Collected data entries:
┌──
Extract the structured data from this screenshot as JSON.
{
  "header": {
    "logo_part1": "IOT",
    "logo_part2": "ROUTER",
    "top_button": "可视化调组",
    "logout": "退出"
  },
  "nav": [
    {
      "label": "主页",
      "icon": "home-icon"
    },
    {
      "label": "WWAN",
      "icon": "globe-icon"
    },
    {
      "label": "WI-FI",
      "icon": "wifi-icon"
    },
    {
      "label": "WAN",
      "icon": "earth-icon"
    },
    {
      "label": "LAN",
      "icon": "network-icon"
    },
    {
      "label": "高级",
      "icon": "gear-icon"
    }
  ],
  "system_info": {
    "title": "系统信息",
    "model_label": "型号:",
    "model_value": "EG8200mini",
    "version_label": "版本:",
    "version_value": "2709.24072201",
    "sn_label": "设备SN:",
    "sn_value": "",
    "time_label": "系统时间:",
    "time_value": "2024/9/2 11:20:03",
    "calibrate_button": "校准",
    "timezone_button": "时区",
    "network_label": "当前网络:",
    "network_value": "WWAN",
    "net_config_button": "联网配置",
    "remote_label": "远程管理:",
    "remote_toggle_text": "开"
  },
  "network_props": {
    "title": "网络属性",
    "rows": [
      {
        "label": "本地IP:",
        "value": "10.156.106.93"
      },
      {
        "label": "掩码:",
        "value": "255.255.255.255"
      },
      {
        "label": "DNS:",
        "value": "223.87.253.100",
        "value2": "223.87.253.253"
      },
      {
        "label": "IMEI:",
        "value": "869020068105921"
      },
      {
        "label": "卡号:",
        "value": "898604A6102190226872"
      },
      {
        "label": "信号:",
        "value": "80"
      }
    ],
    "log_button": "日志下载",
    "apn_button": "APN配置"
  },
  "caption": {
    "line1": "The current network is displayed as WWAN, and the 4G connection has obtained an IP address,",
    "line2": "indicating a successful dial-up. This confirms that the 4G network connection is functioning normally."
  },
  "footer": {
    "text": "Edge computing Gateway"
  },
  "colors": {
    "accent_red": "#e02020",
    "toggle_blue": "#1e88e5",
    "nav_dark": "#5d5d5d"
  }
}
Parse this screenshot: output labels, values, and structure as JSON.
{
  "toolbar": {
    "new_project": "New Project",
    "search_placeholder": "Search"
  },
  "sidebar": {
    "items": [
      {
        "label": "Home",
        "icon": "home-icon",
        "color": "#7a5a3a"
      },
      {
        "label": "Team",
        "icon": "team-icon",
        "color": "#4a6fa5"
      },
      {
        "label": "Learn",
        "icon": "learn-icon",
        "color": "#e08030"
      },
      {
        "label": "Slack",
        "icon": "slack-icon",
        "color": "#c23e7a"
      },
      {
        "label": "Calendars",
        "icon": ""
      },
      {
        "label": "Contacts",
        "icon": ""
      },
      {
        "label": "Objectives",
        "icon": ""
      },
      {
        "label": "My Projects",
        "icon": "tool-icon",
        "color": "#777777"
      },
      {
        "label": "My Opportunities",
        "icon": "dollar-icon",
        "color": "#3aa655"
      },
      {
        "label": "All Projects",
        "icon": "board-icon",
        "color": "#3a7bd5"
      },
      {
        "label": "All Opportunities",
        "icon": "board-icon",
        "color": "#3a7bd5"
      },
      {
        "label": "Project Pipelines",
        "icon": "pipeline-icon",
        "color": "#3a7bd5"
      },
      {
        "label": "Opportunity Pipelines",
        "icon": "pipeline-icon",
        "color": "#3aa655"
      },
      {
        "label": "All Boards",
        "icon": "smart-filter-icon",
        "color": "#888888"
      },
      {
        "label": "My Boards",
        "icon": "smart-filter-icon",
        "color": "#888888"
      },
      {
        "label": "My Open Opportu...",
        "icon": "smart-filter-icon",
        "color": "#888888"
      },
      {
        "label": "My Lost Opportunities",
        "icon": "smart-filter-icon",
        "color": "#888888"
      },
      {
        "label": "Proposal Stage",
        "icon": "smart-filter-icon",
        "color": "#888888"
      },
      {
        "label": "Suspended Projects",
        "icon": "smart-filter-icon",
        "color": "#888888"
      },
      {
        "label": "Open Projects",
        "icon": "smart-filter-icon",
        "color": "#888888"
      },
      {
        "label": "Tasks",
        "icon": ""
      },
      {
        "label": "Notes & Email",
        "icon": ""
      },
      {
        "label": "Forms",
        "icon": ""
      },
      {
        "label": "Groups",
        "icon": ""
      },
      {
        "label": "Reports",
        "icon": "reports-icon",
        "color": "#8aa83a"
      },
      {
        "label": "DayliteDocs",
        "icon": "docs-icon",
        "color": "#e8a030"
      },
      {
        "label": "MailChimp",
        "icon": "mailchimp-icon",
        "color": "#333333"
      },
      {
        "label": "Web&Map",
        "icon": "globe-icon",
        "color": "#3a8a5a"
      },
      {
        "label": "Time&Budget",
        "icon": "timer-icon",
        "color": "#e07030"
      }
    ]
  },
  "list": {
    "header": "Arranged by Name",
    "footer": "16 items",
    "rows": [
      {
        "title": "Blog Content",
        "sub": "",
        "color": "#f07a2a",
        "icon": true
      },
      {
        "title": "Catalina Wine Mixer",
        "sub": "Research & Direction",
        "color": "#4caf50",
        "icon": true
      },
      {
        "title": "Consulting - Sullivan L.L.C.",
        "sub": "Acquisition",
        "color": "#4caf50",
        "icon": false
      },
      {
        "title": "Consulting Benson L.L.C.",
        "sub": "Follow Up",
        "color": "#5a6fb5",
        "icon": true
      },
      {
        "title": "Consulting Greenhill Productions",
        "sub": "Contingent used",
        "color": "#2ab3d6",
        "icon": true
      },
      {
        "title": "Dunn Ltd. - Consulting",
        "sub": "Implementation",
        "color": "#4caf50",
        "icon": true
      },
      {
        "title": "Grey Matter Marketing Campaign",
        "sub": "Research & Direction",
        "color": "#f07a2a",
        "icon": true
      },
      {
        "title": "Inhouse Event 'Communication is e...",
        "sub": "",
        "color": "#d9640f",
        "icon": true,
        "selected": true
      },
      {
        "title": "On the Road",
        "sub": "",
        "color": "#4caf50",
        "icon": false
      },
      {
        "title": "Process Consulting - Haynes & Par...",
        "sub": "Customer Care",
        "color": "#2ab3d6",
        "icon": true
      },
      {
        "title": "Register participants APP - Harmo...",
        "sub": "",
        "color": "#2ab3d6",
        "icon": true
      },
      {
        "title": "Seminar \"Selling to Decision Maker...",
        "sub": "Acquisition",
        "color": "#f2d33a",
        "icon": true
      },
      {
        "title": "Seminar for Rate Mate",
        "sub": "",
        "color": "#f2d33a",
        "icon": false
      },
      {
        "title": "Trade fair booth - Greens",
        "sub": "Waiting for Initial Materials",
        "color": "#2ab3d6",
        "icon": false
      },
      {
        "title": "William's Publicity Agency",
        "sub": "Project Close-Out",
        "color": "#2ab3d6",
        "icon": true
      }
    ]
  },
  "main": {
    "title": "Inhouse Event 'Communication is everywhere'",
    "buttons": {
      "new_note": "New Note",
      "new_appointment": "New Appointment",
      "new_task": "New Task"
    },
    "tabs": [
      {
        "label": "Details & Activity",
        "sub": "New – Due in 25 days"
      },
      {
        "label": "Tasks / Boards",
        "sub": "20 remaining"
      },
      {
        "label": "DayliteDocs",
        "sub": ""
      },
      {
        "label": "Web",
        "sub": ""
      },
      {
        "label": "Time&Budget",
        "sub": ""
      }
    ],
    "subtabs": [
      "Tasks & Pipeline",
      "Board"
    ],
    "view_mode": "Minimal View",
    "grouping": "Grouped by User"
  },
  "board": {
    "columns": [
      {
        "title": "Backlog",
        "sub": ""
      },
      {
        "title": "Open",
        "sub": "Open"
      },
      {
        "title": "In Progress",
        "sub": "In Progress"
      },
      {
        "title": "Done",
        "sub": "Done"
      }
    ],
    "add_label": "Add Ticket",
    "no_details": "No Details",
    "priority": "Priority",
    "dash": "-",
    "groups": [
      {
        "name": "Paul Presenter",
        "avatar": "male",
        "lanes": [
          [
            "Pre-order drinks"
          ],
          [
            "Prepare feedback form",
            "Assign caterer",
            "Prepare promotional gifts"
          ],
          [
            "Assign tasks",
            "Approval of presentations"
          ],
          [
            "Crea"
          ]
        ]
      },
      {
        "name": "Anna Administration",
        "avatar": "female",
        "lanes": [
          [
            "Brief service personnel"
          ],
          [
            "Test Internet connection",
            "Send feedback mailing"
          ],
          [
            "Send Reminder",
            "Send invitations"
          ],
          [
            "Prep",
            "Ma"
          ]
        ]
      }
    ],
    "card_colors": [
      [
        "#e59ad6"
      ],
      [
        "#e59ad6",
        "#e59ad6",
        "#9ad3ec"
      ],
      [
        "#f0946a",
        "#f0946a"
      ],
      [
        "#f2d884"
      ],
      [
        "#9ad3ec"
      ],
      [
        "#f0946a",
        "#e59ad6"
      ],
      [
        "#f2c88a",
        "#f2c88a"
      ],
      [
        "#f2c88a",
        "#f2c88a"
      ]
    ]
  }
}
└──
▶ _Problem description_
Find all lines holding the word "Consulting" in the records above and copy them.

▶ _Output of the exercise_
        "title": "Consulting - Sullivan L.L.C.",
        "title": "Consulting Benson L.L.C.",
        "title": "Consulting Greenhill Productions",
        "title": "Dunn Ltd. - Consulting",
        "title": "Process Consulting - Haynes & Par...",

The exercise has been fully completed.